The over/under on rounds is 9.5. A 10-round fight is uncharted waters for McGregor, but 13 of Mayweather’s last 14 fights have gone at least 10 rounds. Twelve have gone the full 12 rounds; the Mayweather-McGregor betting odds on whether the fight goes the distance pays +125 if it does, and -175 if it’s stopped early.

McGregor also pays +120 if he wins by decision, which is the standard outcome for his bouts against full-time boxers. McGregor’s method-of-victory props include +700 for a knockout and +3300 for victory by decision.

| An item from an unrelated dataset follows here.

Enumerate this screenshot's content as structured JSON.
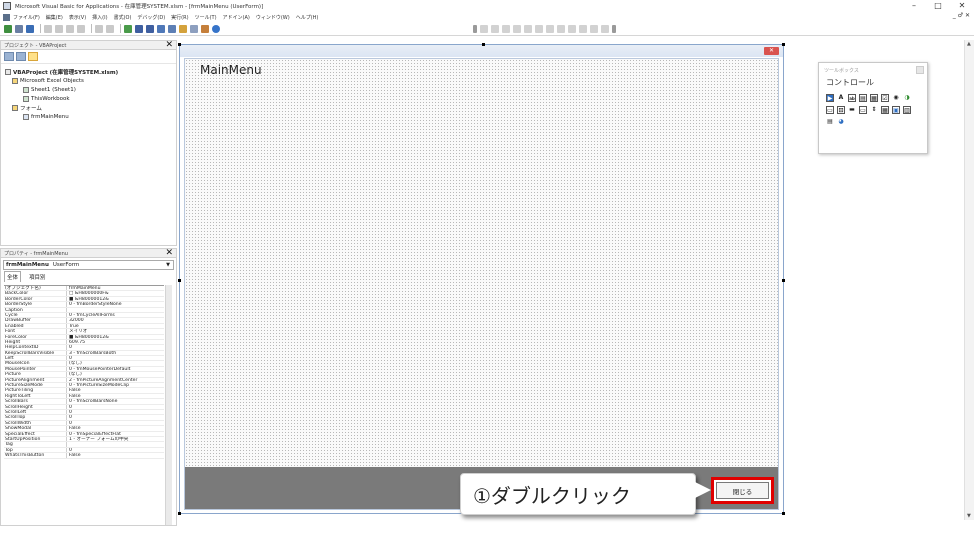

There is little in the way of past performance to go on here, since McGregor hasn’t boxed since he was a teenager in Ireland. Mayweather’s defensive skills should allow him to parry any early onslaught from McGregor, who is a knockout artist in the UFC octagon and rarely has fights go more than two rounds.

The round prices offer the most potential profit for Mayweather backers. One can assume that the skilled defensive fighter might dance around while McGregor goes out hard. It might be prudent to scale down expectations of a quick finish – +3300 for Mayweather winning in Round 1, +2500 for Round 2 – and look at the slightly later rounds. Rounds 4 through 6 are listed at +1600 and +1400.

While Mayweather’s round prices trace a reverse parabola, McGregor’s round prices are relatively stable. The Irishman offers +4000 for a win in Round 1, or each one from Rounds 4-7. There is a slight drop to +3300 for both Round 2 and 3.

Another way to bet on the Mayweather-McGregor fight is the 4.99 million total for pay-per-view buys. The over hitting would require beating the audience for Mayweather’s 2015 fight against Manny Pacquaio (4.6 million). McGregor also holds the UFC’s PPV record of 1.65 million, set at UFC 202 in August 2016

With boxing and MMA fans creating a larger fanbase and the event being scheduled for the dog days of late August – before the NFL and college football blot out everything else on the sports landscape – 5 million buys seems doable.